RECORDED INFORMATION:

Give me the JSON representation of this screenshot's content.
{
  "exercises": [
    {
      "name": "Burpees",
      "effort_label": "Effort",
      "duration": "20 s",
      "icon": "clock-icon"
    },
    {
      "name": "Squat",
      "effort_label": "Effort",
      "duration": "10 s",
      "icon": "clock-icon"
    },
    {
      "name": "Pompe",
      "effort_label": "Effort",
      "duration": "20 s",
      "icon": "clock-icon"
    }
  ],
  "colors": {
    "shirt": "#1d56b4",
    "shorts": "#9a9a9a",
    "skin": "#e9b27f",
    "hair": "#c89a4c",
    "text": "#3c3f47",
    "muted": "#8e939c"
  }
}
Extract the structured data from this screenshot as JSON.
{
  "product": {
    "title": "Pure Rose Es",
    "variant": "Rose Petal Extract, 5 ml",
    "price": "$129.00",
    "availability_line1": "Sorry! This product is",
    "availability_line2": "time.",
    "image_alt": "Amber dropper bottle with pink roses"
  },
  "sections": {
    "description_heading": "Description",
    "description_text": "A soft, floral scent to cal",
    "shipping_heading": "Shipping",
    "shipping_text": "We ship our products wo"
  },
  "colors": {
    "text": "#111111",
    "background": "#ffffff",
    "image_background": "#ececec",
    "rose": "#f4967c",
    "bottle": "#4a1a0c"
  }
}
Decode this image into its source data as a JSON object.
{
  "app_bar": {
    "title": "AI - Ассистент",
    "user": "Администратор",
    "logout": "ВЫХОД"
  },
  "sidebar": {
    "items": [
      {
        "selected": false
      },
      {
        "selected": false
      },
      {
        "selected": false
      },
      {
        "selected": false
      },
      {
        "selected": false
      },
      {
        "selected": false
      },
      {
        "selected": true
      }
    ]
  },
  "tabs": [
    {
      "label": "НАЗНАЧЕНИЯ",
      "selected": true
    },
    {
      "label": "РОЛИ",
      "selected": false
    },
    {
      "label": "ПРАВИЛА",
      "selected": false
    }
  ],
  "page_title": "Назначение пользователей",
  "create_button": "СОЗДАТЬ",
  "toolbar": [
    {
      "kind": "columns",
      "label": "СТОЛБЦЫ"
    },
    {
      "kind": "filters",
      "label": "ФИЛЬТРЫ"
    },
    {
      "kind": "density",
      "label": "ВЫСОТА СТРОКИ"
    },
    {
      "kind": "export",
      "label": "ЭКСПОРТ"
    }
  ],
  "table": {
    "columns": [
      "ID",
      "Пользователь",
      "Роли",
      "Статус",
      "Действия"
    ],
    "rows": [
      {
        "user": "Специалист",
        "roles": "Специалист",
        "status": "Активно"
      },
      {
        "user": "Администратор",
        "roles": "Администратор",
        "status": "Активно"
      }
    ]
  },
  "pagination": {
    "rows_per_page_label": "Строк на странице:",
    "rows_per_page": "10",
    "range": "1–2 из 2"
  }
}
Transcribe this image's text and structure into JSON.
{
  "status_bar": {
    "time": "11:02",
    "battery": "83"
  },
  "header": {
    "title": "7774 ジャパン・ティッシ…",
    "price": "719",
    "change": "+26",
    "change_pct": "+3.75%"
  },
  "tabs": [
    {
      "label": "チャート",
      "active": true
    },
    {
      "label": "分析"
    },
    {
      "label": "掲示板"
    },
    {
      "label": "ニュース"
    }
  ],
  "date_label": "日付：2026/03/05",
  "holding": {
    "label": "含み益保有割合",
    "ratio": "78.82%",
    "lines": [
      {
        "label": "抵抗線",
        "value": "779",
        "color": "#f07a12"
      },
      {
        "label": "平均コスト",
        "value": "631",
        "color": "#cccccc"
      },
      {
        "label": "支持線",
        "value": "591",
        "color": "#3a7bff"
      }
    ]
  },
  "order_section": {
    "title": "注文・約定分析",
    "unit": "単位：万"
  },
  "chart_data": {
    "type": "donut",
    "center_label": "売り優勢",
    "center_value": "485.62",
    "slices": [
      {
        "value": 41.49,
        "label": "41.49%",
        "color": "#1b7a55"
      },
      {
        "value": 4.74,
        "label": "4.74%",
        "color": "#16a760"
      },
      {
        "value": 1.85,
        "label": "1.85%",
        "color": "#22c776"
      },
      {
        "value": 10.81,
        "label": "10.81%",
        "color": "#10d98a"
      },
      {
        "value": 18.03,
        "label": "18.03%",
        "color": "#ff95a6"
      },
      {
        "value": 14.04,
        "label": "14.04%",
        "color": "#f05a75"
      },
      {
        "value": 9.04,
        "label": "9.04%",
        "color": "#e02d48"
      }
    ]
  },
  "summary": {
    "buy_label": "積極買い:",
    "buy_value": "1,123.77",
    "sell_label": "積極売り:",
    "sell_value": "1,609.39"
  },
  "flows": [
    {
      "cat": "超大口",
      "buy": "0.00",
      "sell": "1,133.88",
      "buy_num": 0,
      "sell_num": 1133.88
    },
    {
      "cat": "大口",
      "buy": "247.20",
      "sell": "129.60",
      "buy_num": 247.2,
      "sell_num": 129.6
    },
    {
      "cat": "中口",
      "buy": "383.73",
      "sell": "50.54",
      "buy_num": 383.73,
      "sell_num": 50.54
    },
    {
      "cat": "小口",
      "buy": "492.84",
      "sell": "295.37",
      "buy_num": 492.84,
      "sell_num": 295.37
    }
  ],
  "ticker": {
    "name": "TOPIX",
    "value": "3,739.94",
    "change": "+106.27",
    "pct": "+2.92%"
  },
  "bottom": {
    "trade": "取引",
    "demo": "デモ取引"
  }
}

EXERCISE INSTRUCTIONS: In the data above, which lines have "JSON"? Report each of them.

COMPLETED TASK:
Give me the JSON representation of this screenshot's content.
Extract the structured data from this screenshot as JSON.
Decode this image into its source data as a JSON object.
Transcribe this image's text and structure into JSON.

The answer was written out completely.